Utility Regulation in Competitive Markets
Show Less

Utility Regulation in Competitive Markets

Problems and Progress

Edited by Colin Robinson

This significant new volume contains incisive chapters on a number of prominent concerns, including changes in the British system of utility regulation, the spectrum allocation question, liberalisation of EU energy markets, security of supply issues, reform in the European postal sector, the future of rail regulation, the cost of capital and Ofcom’s strategic approach to regulation. Chapters on each topic are followed by comments from regulators, competition authority chairmen and other experts in the relevant fields. By confronting the most important international developments in utility regulation, the authors offer practical policy recommendations for an effective way forward.
Buy Book in Print
Show Summary Details
You do not have access to this content


Philip Lowe

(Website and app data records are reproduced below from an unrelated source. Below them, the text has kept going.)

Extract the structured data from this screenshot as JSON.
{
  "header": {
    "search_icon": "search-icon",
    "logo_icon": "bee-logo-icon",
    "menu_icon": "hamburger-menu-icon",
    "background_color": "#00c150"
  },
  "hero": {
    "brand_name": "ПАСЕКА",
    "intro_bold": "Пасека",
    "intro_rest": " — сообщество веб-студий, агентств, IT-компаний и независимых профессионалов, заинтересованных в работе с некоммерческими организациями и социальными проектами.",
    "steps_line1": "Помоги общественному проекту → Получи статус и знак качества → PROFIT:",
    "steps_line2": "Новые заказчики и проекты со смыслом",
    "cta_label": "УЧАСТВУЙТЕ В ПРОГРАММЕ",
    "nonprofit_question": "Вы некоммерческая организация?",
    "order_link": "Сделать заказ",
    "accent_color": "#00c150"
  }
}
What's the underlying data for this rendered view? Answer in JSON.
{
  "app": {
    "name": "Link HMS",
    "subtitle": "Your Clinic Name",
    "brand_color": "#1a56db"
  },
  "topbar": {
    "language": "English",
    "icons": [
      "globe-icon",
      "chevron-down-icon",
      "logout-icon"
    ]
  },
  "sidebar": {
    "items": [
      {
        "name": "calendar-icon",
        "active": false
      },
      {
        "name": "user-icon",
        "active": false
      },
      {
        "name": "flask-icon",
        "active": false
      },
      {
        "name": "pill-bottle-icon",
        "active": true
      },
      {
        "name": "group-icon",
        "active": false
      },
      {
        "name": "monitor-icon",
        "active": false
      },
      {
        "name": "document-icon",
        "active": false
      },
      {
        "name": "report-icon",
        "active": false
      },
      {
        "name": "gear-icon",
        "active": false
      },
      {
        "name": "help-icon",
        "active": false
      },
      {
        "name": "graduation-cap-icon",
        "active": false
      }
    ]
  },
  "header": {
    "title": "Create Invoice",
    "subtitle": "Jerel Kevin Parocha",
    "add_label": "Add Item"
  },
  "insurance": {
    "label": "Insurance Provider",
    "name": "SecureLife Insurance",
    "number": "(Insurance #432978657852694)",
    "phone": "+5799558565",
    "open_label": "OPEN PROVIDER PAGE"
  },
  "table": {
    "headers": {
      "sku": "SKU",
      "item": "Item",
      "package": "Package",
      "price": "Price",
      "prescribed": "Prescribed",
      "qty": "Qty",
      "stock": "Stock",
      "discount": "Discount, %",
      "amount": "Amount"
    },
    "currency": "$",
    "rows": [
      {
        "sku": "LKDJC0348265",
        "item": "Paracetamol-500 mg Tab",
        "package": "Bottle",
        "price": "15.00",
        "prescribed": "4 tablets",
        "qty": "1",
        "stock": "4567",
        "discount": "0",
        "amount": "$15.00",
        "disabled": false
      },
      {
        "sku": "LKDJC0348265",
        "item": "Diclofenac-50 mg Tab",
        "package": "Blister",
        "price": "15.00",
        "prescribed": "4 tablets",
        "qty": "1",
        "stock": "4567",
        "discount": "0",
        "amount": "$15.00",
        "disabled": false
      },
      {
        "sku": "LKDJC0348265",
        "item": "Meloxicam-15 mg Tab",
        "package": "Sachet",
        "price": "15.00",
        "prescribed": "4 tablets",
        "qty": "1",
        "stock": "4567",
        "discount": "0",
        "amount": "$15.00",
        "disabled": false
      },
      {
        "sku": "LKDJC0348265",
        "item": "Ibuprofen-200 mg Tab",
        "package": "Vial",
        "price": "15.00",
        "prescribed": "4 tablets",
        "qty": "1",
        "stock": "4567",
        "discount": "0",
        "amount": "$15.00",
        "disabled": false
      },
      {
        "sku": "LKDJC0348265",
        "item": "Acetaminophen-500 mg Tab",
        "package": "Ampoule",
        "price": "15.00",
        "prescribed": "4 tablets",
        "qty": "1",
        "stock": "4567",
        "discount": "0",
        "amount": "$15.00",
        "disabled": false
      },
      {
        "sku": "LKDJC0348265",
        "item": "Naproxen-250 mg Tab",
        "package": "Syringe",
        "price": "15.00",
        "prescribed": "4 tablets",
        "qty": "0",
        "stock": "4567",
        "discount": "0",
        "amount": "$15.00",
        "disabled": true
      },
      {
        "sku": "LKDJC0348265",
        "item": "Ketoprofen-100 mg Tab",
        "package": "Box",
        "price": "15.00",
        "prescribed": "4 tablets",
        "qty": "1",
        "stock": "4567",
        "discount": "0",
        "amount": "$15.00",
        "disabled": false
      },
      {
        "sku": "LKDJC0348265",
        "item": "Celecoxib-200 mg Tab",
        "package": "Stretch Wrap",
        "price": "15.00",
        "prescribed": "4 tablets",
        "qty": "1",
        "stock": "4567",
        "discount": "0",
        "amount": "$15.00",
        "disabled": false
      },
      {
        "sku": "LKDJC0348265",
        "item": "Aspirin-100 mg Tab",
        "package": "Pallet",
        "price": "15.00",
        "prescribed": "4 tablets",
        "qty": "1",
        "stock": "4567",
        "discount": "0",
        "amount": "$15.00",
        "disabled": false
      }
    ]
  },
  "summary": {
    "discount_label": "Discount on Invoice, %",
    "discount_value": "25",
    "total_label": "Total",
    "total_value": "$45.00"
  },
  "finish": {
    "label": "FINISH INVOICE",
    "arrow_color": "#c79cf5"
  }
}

European energy liberalisation 77 CHAIRMAN’S COMMENTS Philip Lowe Jorge Vasconcelos indicated towards the end of his chapter that we are living in one of the largest interconnected energy markets in the world. But at the beginning, he quite clearly pointed to the lack of progress in creating that market. In reality, every single competition authority in the European Union at present bases its competition assessment on a national market definition, despite the existence of the energy directives going in the direction of a single market. Why? Because the barriers to entry are still there, because we do not see, for example, interconnection being created in a time period which allows agreements, mergers and other transactions to take place without potential exploitation of consumers. Jorge emphasised very clearly that the liberalisation process in the EU is necessarily linked to market integration. If we do not get wider markets in the EU, then we will not get the vaunted benefits of liberalisation. He rightly pointed out that of course we are doing this in an environment of law and politics, in which there is no power or capacity to impose a privatisation process. The liberalisation process in the EU has been completed in legal terms, respecting the possibility of public ownership of firms on the market, at whichever stage of the vertical chain they are. This has posed challenges which have partly been met, such as the capacity to combat critics who said that liberalisation of these markets was incompatible...

You are not authenticated to view the full text of this chapter or article.

Elgaronline requires a subscription or purchase to access the full text of books or journals. Please login through your library system or with your personal username and password on the homepage.

Non-subscribers can freely search the site, view abstracts/ extracts and download selected front matter and introductory chapters for personal use.

Your library may not have purchased all subject areas. If you are authenticated and think you should have access to this title, please contact your librarian.

Further information

or login to access all content.